**TASK:** Return all of the lines below exactly as they are.

--- RECORD EXTRACTS Enclosed Below ---

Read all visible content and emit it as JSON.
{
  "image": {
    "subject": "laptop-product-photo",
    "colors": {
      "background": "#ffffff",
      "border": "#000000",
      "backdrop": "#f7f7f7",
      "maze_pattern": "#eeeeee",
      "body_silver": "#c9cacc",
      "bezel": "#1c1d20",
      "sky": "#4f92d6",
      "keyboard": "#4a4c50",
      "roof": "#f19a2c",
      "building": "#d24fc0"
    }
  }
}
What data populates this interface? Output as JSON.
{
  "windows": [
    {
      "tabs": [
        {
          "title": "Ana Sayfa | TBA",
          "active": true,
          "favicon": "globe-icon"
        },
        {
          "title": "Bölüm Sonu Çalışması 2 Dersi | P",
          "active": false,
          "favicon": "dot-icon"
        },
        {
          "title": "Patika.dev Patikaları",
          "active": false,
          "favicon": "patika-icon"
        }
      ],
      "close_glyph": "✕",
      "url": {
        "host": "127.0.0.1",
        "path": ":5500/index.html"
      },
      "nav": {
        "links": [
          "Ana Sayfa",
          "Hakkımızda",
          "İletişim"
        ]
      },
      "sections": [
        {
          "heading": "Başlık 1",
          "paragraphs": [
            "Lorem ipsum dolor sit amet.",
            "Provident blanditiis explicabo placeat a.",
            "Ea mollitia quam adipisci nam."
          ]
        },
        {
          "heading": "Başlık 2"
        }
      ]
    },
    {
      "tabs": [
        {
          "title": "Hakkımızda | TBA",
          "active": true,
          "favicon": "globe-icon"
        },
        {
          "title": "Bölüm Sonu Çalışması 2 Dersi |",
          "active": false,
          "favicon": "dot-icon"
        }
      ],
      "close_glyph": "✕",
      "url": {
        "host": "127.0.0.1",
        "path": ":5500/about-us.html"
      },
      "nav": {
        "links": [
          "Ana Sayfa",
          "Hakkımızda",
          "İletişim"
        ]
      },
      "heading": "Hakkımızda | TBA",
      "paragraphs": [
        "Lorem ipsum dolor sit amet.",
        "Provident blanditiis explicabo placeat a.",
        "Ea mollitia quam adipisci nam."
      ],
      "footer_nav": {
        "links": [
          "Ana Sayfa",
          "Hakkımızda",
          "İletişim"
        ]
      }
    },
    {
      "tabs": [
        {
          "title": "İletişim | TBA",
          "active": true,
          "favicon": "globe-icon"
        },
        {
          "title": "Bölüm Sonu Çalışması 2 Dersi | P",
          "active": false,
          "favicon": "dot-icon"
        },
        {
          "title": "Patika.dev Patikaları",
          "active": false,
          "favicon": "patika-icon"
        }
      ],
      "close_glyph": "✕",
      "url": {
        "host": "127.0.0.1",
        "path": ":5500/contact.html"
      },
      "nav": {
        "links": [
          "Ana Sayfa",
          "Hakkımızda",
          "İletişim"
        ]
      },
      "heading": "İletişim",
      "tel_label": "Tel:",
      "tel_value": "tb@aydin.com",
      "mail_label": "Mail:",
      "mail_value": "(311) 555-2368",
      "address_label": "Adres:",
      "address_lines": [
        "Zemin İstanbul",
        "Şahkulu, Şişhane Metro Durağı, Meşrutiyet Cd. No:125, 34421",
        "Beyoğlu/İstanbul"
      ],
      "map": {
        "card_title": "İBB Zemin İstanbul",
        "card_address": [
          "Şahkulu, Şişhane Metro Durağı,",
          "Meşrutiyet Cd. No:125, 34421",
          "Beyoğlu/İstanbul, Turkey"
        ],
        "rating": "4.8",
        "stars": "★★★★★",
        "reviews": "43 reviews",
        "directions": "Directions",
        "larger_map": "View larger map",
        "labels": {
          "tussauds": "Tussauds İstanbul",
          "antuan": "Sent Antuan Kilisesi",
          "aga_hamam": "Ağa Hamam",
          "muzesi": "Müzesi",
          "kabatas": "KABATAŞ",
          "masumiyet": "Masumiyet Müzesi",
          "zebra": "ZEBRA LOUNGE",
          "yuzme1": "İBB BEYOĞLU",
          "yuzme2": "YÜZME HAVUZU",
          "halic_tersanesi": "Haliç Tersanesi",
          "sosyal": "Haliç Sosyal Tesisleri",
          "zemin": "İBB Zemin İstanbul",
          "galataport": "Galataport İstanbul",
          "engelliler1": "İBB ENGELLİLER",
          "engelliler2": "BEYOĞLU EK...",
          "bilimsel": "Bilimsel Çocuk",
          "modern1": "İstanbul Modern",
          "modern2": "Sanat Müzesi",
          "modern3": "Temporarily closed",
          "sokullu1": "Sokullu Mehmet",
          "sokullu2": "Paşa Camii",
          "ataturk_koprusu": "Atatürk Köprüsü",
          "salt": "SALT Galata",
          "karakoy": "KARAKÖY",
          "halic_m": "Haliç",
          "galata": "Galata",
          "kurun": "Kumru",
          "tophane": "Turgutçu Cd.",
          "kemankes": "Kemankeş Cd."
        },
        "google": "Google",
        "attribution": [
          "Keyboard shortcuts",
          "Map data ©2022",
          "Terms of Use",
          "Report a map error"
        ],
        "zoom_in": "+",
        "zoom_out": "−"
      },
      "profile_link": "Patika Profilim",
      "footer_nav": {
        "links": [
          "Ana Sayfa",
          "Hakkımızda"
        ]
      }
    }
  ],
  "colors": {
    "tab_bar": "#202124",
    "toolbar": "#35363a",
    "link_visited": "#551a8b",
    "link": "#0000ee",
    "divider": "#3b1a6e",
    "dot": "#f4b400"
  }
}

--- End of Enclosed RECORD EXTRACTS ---

**RESULT OF THE TASK:**
Read all visible content and emit it as JSON.
{
  "image": {
    "subject": "laptop-product-photo",
    "colors": {
      "background": "#ffffff",
      "border": "#000000",
      "backdrop": "#f7f7f7",
      "maze_pattern": "#eeeeee",
      "body_silver": "#c9cacc",
      "bezel": "#1c1d20",
      "sky": "#4f92d6",
      "keyboard": "#4a4c50",
      "roof": "#f19a2c",
      "building": "#d24fc0"
    }
  }
}
What data populates this interface? Output as JSON.
{
  "windows": [
    {
      "tabs": [
        {
          "title": "Ana Sayfa | TBA",
          "active": true,
          "favicon": "globe-icon"
        },
        {
          "title": "Bölüm Sonu Çalışması 2 Dersi | P",
          "active": false,
          "favicon": "dot-icon"
        },
        {
          "title": "Patika.dev Patikaları",
          "active": false,
          "favicon": "patika-icon"
        }
      ],
      "close_glyph": "✕",
      "url": {
        "host": "127.0.0.1",
        "path": ":5500/index.html"
      },
      "nav": {
        "links": [
          "Ana Sayfa",
          "Hakkımızda",
          "İletişim"
        ]
      },
      "sections": [
        {
          "heading": "Başlık 1",
          "paragraphs": [
            "Lorem ipsum dolor sit amet.",
            "Provident blanditiis explicabo placeat a.",
            "Ea mollitia quam adipisci nam."
          ]
        },
        {
          "heading": "Başlık 2"
        }
      ]
    },
    {
      "tabs": [
        {
          "title": "Hakkımızda | TBA",
          "active": true,
          "favicon": "globe-icon"
        },
        {
          "title": "Bölüm Sonu Çalışması 2 Dersi |",
          "active": false,
          "favicon": "dot-icon"
        }
      ],
      "close_glyph": "✕",
      "url": {
        "host": "127.0.0.1",
        "path": ":5500/about-us.html"
      },
      "nav": {
        "links": [
          "Ana Sayfa",
          "Hakkımızda",
          "İletişim"
        ]
      },
      "heading": "Hakkımızda | TBA",
      "paragraphs": [
        "Lorem ipsum dolor sit amet.",
        "Provident blanditiis explicabo placeat a.",
        "Ea mollitia quam adipisci nam."
      ],
      "footer_nav": {
        "links": [
          "Ana Sayfa",
          "Hakkımızda",
          "İletişim"
        ]
      }
    },
    {
      "tabs": [
        {
          "title": "İletişim | TBA",
          "active": true,
          "favicon": "globe-icon"
        },
        {
          "title": "Bölüm Sonu Çalışması 2 Dersi | P",
          "active": false,
          "favicon": "dot-icon"
        },
        {
          "title": "Patika.dev Patikaları",
          "active": false,
          "favicon": "patika-icon"
        }
      ],
      "close_glyph": "✕",
      "url": {
        "host": "127.0.0.1",
        "path": ":5500/contact.html"
      },
      "nav": {
        "links": [
          "Ana Sayfa",
          "Hakkımızda",
          "İletişim"
        ]
      },
      "heading": "İletişim",
      "tel_label": "Tel:",
      "tel_value": "tb@aydin.com",
      "mail_label": "Mail:",
      "mail_value": "(311) 555-2368",
      "address_label": "Adres:",
      "address_lines": [
        "Zemin İstanbul",
        "Şahkulu, Şişhane Metro Durağı, Meşrutiyet Cd. No:125, 34421",
        "Beyoğlu/İstanbul"
      ],
      "map": {
        "card_title": "İBB Zemin İstanbul",
        "card_address": [
          "Şahkulu, Şişhane Metro Durağı,",
          "Meşrutiyet Cd. No:125, 34421",
          "Beyoğlu/İstanbul, Turkey"
        ],
        "rating": "4.8",
        "stars": "★★★★★",
        "reviews": "43 reviews",
        "directions": "Directions",
        "larger_map": "View larger map",
        "labels": {
          "tussauds": "Tussauds İstanbul",
          "antuan": "Sent Antuan Kilisesi",
          "aga_hamam": "Ağa Hamam",
          "muzesi": "Müzesi",
          "kabatas": "KABATAŞ",
          "masumiyet": "Masumiyet Müzesi",
          "zebra": "ZEBRA LOUNGE",
          "yuzme1": "İBB BEYOĞLU",
          "yuzme2": "YÜZME HAVUZU",
          "halic_tersanesi": "Haliç Tersanesi",
          "sosyal": "Haliç Sosyal Tesisleri",
          "zemin": "İBB Zemin İstanbul",
          "galataport": "Galataport İstanbul",
          "engelliler1": "İBB ENGELLİLER",
          "engelliler2": "BEYOĞLU EK...",
          "bilimsel": "Bilimsel Çocuk",
          "modern1": "İstanbul Modern",
          "modern2": "Sanat Müzesi",
          "modern3": "Temporarily closed",
          "sokullu1": "Sokullu Mehmet",
          "sokullu2": "Paşa Camii",
          "ataturk_koprusu": "Atatürk Köprüsü",
          "salt": "SALT Galata",
          "karakoy": "KARAKÖY",
          "halic_m": "Haliç",
          "galata": "Galata",
          "kurun": "Kumru",
          "tophane": "Turgutçu Cd.",
          "kemankes": "Kemankeş Cd."
        },
        "google": "Google",
        "attribution": [
          "Keyboard shortcuts",
          "Map data ©2022",
          "Terms of Use",
          "Report a map error"
        ],
        "zoom_in": "+",
        "zoom_out": "−"
      },
      "profile_link": "Patika Profilim",
      "footer_nav": {
        "links": [
          "Ana Sayfa",
          "Hakkımızda"
        ]
      }
    }
  ],
  "colors": {
    "tab_bar": "#202124",
    "toolbar": "#35363a",
    "link_visited": "#551a8b",
    "link": "#0000ee",
    "divider": "#3b1a6e",
    "dot": "#f4b400"
  }
}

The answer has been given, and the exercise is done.